My time this week has been consumed with our Vacation Bible School and enjoying a visit from our son, Kenny, and playing with our grandchildren, Miles and Katherine. As a result, I’ve not been watching very much news.
However, I noticed on facebook when I was posting ThePreachersWord that President Trump has set off another Twitter firestorm with some insulting comments about some news anchors. I checked the news last night and heard a little bit about it.
So, what’s new?
I suspect that such tweets and battles with the media will continue for at least the next four years.
For the record, I was not a supporter of Mr. Trump, either in the primaries or general election. Oh, and before I’m accused of supporting “the other side,” I didn’t support them (or her) either.
Actually, I agree with several policy issues proposed and instituted by our President. Sadly, however, his message is being muddled by petty fights with talking heads, rival politicians, and basically, anyone who attacks him.
It has often been repeated, both by the President and his spokespersons, that if he’s attacked he will “punch back 10 times harder.” Too bad. Because it diminishes some good things he’s trying to accomplish.
However, the point of this post is not really about President Trump or politics. It’s about undermining OUR message. I’m talking about the message of the cross. The message of the gospel. The message that all Christians should be proclaiming either in word or in deed.
Unfortunately, Christians have not been exempt from the political polarization in the USA. The divide is apparent when a respected gospel preacher posts on facebook a condemnation of the ugly rhetoric of the President and the thread turns into a debate.
Let’s be reminded of what the Bible says about our actions, attitudes, and speech.
Let no corrupting talk come out of your mouths, but only such as is good for building up, as fits the occasion, that it may give grace to those who hear.
“Let all bitterness and wrath and anger and clamor and slander be put away from you, along with all malice. Be kind to one another, tenderhearted, forgiving one another, as God in Christ forgave you.”
“I tell you, on the day of judgment people will give account for every careless word they speak, for by your words you will be justified, and by your words you will be condemned.”
“Let your speech always be gracious, seasoned with salt, so that you may know how you ought to answer each person.”
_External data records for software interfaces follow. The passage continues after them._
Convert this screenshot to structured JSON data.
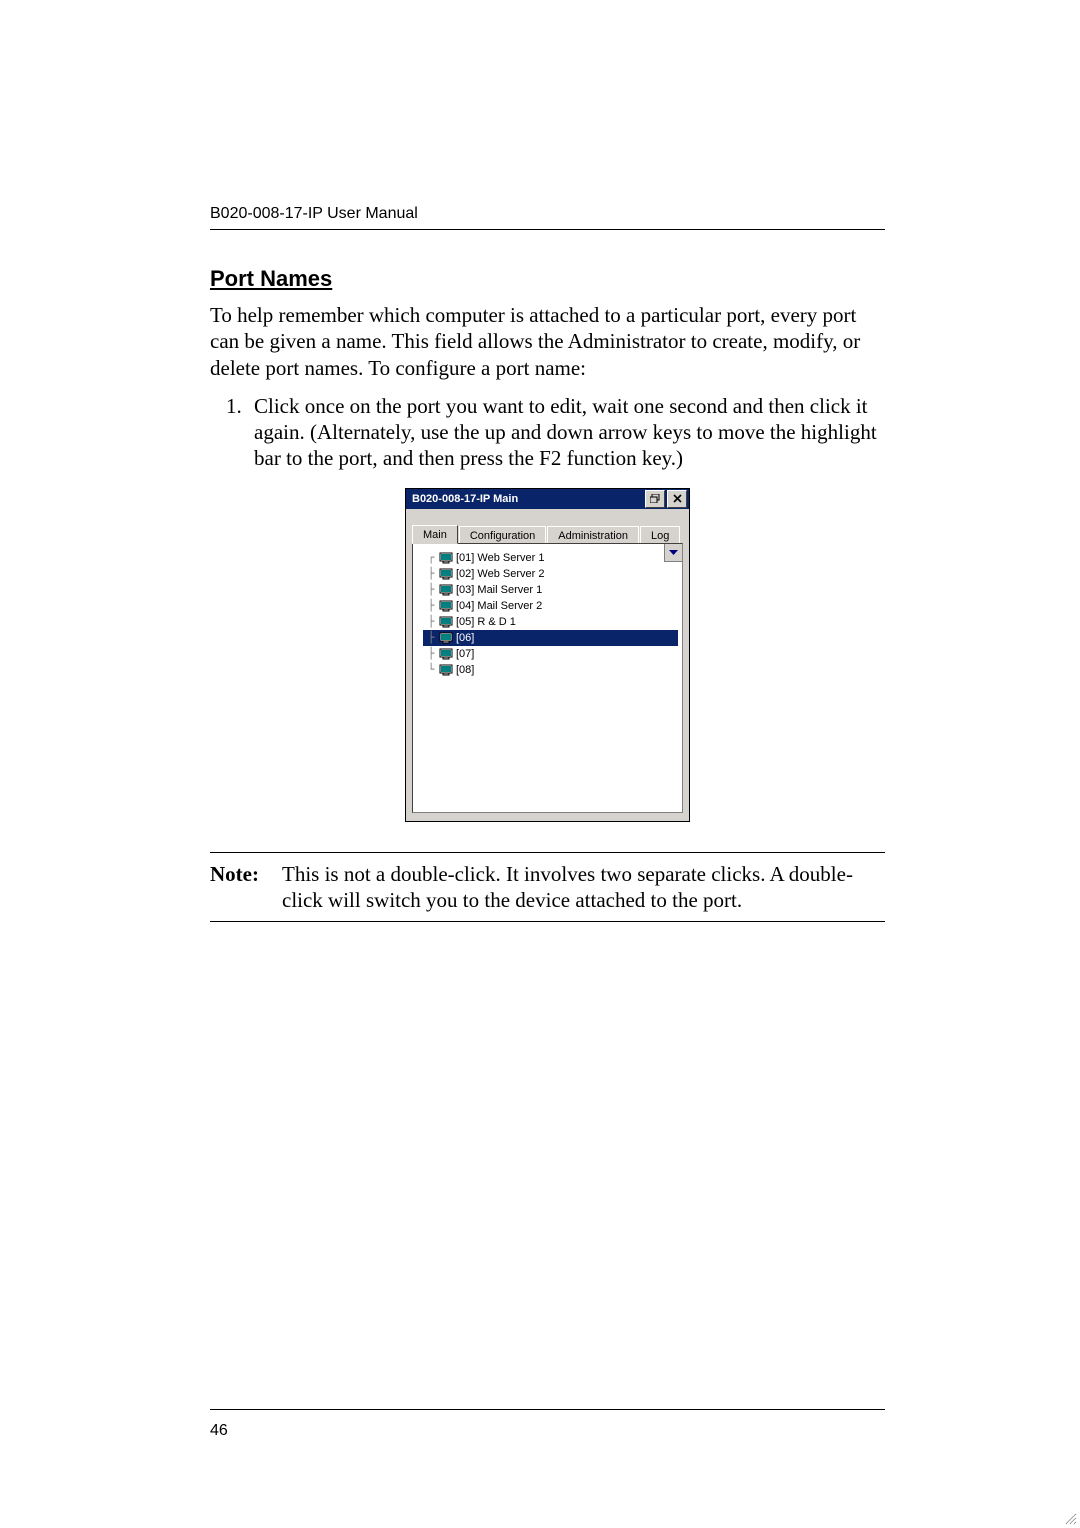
{
  "header": {
    "running": "B020-008-17-IP User Manual"
  },
  "section": {
    "title": "Port Names",
    "intro": "To help remember which computer is attached to a particular port, every port can be given a name. This field allows the Administrator to create, modify, or delete port names. To configure a port name:",
    "step1_marker": "1.",
    "step1": "Click once on the port you want to edit, wait one second and then click it again. (Alternately, use the up and down arrow keys to move the highlight bar to the port, and then press the F2 function key.)"
  },
  "shot": {
    "title": "B020-008-17-IP Main",
    "tabs": {
      "main": "Main",
      "config": "Configuration",
      "admin": "Administration",
      "log": "Log"
    },
    "ports": [
      {
        "slot": "[01]",
        "name": "Web Server 1",
        "sel": false
      },
      {
        "slot": "[02]",
        "name": "Web Server 2",
        "sel": false
      },
      {
        "slot": "[03]",
        "name": "Mail Server 1",
        "sel": false
      },
      {
        "slot": "[04]",
        "name": "Mail Server 2",
        "sel": false
      },
      {
        "slot": "[05]",
        "name": "R & D 1",
        "sel": false
      },
      {
        "slot": "[06]",
        "name": "",
        "sel": true
      },
      {
        "slot": "[07]",
        "name": "",
        "sel": false
      },
      {
        "slot": "[08]",
        "name": "",
        "sel": false
      }
    ],
    "icons": {
      "restore": "restore-icon",
      "close": "close-icon",
      "scroll": "scroll-down-icon",
      "resize": "resize-grip-icon",
      "port": "computer-icon"
    }
  },
  "note": {
    "head": "Note:",
    "body": "This is not a double-click. It involves two separate clicks. A double-click will switch you to the device attached to the port."
  },
  "page_number": "46"
}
“Do not be conformed to this world, but be transformed by the renewal of your mind, that by testing you may discern what is the will of God, what is good and acceptable and perfect.”
I, therefore, a prisoner for the Lord, urge you to walk in a manner worthy of the calling to which you have been called, with all humility and gentleness, with patience, bearing with one another in love, eager to maintain the unity of the Spirit in the bond of peace.
(1) Christians, called by God, ought to be living, talking, and acting in a way that’s compatible with our Faith.
(2) Christians must rise above the pettiness, coarseness, and carnality of the world. We must be transformed. Not conformed.
(3) Christians need to renounce the vulgarity, crudeness, and crassness of our culture. Instead, let’s exhibit qualities of kindness, gentleness, geniality, graciousness, patience, peacefulness, and love. Love to all men. And to each other, so the world may know that we belong to Christ.
(4) Christians are citizens of a heavenly kingdom. A spiritual Body. And a holy Temple. The kingdoms of earth will eventually fall. All of them. Someday. Let’s be numbered among the redeemed.
Brethren, let’s not undermine our message, with conduct that distracts from who we are, who our Master is, and what we are to be doing. With so many worldly distractions, let’s remember “‘the main thing is to keep the main thing the main thing.”
–Ken Weliever, The Preacherman